ALS in German, signed “Richard W.,” three pages on two adjoining sheets, 5.5 x 8.75, April 26, 1851. Letter to "F. Heine" in Berlin, containing a great deal of personal details, mentioning musical compositions (his opera Lohengrin and Beethoven's symphonies) and other compositions (his book Opera and Drama, and his pamphlet 'A Theater in Zürich'), giving financial results, and referring to his plans for the future. In part (translated): "For me, things are good and bad; it’s just a matter of the state of mind I find myself in, which in my case naturally varies dramatically—like the ebb and flow of the tides. I never entirely lose all heart; I’m clear enough about myself and the world’s phenomena that I can explain to myself why everything is the way it is, and since it never occurs to me to want to overturn the nature of things, I correspondingly wait things out where I recognize that my activity will not be able to accomplish anything—but where I see that my activity can have some kind of success, I go at it with all my strength and am satisfied with the least success. In this way, I am conscious of doing what I can and, on the other hand, peacefully giving up what I must. In this way, also, I live in a more healthy manner now than I still did, for example, a year ago. That I nonetheless often go through bad times goes without saying, but I’m limitlessly candid with all comers. I lament when I have something to lament, and I rejoice when I have reason to rejoice. Our dear little Papo died this winter. I made no effort to restrain myself in my most heartfelt, most bitter mourning for the piteous loss of our little whistling and joking spirit of the house, who clung precisely to me with such infinite love.—With this openness of heart I’ve also at least gained this: I’m no longer amazed by any external misfortune. A little irony also helps me get over it—since I know that there’s no alternative.

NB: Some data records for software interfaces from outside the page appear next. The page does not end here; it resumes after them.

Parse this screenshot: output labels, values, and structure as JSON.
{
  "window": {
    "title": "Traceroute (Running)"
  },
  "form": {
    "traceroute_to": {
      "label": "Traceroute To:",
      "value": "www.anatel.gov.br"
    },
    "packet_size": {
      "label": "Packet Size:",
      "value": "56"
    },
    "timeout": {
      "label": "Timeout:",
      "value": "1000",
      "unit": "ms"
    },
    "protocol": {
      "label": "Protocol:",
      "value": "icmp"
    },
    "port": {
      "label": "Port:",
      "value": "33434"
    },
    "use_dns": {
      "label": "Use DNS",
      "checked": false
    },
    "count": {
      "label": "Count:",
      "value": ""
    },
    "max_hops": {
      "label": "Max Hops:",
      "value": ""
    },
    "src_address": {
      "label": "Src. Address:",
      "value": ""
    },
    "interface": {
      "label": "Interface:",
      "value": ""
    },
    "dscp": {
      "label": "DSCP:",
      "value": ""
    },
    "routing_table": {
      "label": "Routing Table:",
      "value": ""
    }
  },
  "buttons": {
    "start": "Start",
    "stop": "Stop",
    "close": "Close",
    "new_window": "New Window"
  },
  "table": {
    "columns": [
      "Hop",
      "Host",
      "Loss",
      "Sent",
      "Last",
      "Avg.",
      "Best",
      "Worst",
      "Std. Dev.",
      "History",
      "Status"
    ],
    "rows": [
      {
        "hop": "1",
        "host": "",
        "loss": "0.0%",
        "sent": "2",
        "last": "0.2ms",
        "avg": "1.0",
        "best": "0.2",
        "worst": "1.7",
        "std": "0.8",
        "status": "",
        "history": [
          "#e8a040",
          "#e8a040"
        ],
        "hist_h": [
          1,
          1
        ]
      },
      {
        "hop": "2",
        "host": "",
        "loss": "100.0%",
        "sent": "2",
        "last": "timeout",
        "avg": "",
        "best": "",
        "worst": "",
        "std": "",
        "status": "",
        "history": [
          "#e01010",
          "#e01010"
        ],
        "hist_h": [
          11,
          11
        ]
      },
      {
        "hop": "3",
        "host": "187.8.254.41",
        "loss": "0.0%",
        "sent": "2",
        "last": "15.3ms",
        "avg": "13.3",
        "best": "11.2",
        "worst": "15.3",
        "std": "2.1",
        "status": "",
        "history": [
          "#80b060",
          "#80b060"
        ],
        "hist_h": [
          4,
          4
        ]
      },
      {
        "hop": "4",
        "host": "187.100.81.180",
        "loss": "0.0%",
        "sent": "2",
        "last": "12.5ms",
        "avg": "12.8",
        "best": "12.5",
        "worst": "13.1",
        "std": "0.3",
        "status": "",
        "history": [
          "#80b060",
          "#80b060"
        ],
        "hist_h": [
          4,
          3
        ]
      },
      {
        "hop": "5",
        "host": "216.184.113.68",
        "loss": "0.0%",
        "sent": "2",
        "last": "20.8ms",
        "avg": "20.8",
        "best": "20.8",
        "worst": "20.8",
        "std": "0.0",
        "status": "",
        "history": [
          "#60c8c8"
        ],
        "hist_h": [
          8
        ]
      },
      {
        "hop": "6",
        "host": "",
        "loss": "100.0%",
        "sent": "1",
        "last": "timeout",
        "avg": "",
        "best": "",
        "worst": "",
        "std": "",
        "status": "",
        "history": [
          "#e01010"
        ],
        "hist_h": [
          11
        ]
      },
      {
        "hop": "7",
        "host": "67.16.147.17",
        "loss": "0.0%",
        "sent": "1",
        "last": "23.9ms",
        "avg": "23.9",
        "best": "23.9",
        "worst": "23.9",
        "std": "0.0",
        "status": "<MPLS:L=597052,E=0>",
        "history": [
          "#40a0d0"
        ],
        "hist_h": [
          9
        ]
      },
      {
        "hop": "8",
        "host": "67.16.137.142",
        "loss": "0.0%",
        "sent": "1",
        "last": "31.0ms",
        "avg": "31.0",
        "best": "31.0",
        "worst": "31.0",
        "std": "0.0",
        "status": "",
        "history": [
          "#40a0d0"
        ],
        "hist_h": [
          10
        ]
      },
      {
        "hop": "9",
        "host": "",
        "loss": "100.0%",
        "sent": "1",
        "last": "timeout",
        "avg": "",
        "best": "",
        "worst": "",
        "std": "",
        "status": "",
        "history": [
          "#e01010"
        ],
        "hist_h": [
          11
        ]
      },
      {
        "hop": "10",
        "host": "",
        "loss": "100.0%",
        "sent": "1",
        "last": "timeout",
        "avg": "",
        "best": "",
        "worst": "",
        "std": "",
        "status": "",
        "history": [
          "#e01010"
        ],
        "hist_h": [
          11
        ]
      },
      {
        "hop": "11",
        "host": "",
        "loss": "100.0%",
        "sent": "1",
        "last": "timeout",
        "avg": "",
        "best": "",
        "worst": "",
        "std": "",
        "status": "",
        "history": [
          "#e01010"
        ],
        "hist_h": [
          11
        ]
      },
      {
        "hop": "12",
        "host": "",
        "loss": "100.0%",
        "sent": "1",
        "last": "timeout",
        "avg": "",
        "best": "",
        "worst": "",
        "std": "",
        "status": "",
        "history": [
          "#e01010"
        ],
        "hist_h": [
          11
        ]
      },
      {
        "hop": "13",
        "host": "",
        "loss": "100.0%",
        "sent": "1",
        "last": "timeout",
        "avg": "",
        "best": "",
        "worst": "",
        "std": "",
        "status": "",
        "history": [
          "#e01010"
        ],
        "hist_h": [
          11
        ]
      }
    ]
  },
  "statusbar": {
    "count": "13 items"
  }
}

Where money is concerned, what happens with me is that always, when I’m flat broke and Minna is already starting to give me black looks, that’s exactly when something comes in again. This is the reason: I have few friends, but those few love me. Whoever from among them simply can help me always does. The most active in this is Mrs. Ritter in Dresden; Liszt also does his part now and then. I live in complete communism, that is, however, only with those who know me completely and are sincerely devoted to me. I would never take a penny from anyone else; Brockhaus money, for example, I once sent right back. So—understand me well—only someone who esteems and loves me is allowed to support me. Now and then I also have a bit of income. This winter I wrote a quite thick book, 'Opera and Drama.' J. J. Weber wanted to pay 100 thalers; Avenarius offered 75 thalers more after the sale of 400 copies.—It will come out shortly with the latter. About Lohengrin you’ve probably heard and, namely, read something again recently?—Breitfkopf and Härtel are engraving the piano version now, then maybe even the full score as well. It doesn’t require money, just getting rid of a damned old debt to this firm. So you see—I’m even paying debts: what more do you want?—Over the winter here I tutored a mixed amateur and professional orchestra in a few Beethoven symphonies; that has made a stir; now people are talking about engaging a good standing orchestra for my benefit.—I couldn’t get involved with the theater, but a pamphlet of mine is coming out here soon with the title 'A Theater in Zürich'—in which I open people’s eyes a bit and show them what they should do if they want to have something proper. You should get the pamphlet soon.—In May now I’m going to turn to composing my Siegfried. For a change of pace, I’ll go up into the Alps once.—Ah, if only no one ever again wanted to feel sorry for me about the loss of my position in Dresden! How little they know me who see this loss as a misfortune for me! If I were granted amnesty today—even if I were to become senior court music director [Oberhofkapellmeister] in Dresden again—you should see with what calmness of spirit I would stay sitting in my Switzerland and maybe even scarcely set foot on the German empire’s blessed soil!—See, this is how things are with me! Minna sometimes puts on quite a long face, but she also likes being here very much, and in truth, I don’t see why she shouldn’t like it. If she would yield to me more, it would in any case be even better for her.—So I’m giving you good news about me; it’s all the more easy for me to pass over my gloomy days in silence with you, since they mostly just come about as the consequence of overwork and nervous exhaustion, when I then see the wretchedness of our circumstances, at any rate in the light of hopelessness. But isn’t someone happy enough if he overcomes this state of mind now and then?—So now make an effort on your part also to write me something good about yourself, and may your Wilhelm serve you as a topic, your living, vigorous work, who is truly better than my paper works!" In fine condition. Accompanied by a complete translation.
Terms and abbreviations used in our descriptions.